COVINGTON - Covington Police Department's Capt. Ken Malcom has welcomed delegations from Israel to study American policing for years, and he hoped one day to be selected to participate in the two-week training exchange. This was his year.
"It was a two-week whirlwind tour of police practices, concerns not just of the Israeli police, but the Israeli government and Israeli people," he said. "As far as what I've been able to do in my 23 years as a police officer, the opportunities I've experienced with police training and events, this by far is the highlight of my career. I don't think I can do anything any more rewarding personally or professionally than experiencing this."
The training came through the Georgia International Law Enforcement Exchange, founded in 1992 by Robert Friedmann of the Georgia State Department of Criminal Justice. It marks the 17th delegation of Georgia law enforcement officers to visit Israel through the program.
Malcom said he learned that Israel's police were more like their American counterparts than unalike.
"They face the same things we face every day - burglaries, cars being stolen, shoplifting - but what you have to add into their issues of crime are car bombings, suicide bombers and rockets launched from the Gaza Strip," he said. "This is something they deal with on a daily basis. Nothing's routine in police work, but you can almost say it's routine for them to disarm a bomb before it explodes or deal with terrorist activities."
He said the wrong impression of the country is gained by watching cable news networks.
"It's a wonderful country. It's a beautiful country. I was never afraid," he said. "In general the Israeli people love Americans. The hospitality was unbelievable."
Malcom said the group toured the entire country, which is smaller than Georgia. When they weren't in training sessions, they were able to step outside and view living biblical history.
"As a Christian, it meant the world to me to be able to go to Jerusalem, see first-hand where biblical events occurred. In the future, reading the Bible, it will add a different perspective to that. I can say I've been there," he said. "It was moving to view where Jesus was crucified, to go to the areas where his sermons were conducted, his home where he lived with Peter, the Sea of Galilee and travel to the southern part of the country to see where Moses lived and led his people out of Egypt."
Most of their time was spent with law enforcement officials from all over the country.
"I have to stress getting to see those things (religious sites) was extra - if we left training close by. The majority of our time was talking, learning and networking with law enforcement," he said. "When you are awake and hit the floor, you are going."
Malcom said when he stepped off the bus at the first destination of the tour, he was greeted warmly by two friends he'd made when they visited Covington.
"That was neat - to travel that many miles and see somebody you know," he said.

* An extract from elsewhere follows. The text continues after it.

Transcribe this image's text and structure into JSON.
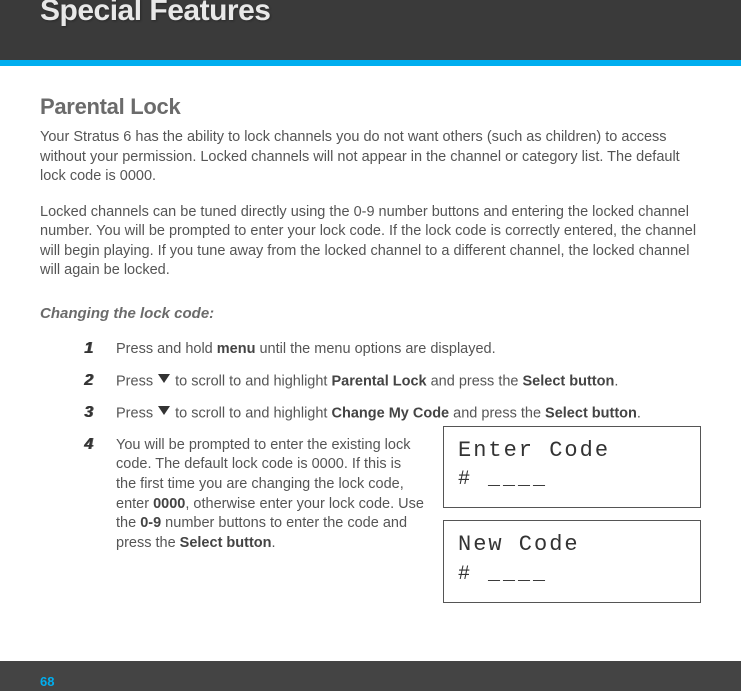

He also got to meet some folks who weren't so glad to see him.
"We were able to go down into the cell block at a prison in Beersheba and see some known terrorists," he said. "They actually opened one of the cell doors and allowed us to step to the entrance and look at these people, to be eye-to-eye with them. The cell had eight terrorists in it. They stared at me and I stared at them. They didn't say anything, but it gave me chills to stand there with actual known radical terrorists."
But, Malcom stressed that the atmosphere in the country was a feeling of safety.
"You don't feel like when you're walking down the streets of Jerusalem or Tel-Aviv that you're surrounded by terrorist activity," he said. "It's a wonderful place to visit. It's a safe place to visit."
But, he admitted there are sad reminders that Israel is surrounded by fanatics who want to destroy the country and the people in it.
"We went into a police officer's home ... and he had a bomb shelter. He can't let his kids play too far from his house because you only have seconds if the alarm sounds of an incoming missile," he said.
Also, he recalled meeting a man who is in charge of security for a large mall, who talked of his concerns for shoppers who might be subject to terrorists or suicide bombers. But he also told of a personal concern.
"There are no big yellow buses in Israel," Malcom explained. "Over there, they use public transportation to get the kids to school. He said he makes his children take three separate buses to school. That just broke my heart when he said that. That is just some of the things they do for precautions."
Malcom said there is only one police force in Israel with 22,000 police officers divided into six districts, with 30 generals who run things in a style similar to the military.
"When they come over here, they are absolutely confused as to why there are so many police agencies," he said. "They can't grasp the concept that there's not one person in charge."
He said the one police force made for better communication.
"That's one of our challenges in law enforcement - making sure that everybody who needs the information gets the information. Over there, that's not a problem," he said.
The only thing Malcom admitted might be a problem of sorts was the Israeli version of American food.
"I had the worst Big Mac I've ever eaten in my life in Tel-Aviv," he said. "They fed us genuine Middle Eastern cuisine. I loved it. I really enjoyed the food, but the last night I was there, I went to McDonald's. I stood in line for 30 minutes and got a Big Mac meal for nine U.S. dollars. I bit into it, and it was absolutely the worst hamburger I've ever eaten in my life. Everything you tried to eat that was American just didn't taste right."
He said he was glad to be home but would treasure his memories and the friends he made always.
"I'll never watch the world news again the same," he said. "If there's any activity at all in Israel, I'm going to be worried for my friends."
Barbara Knowles can be reached at firstname.lastname@example.org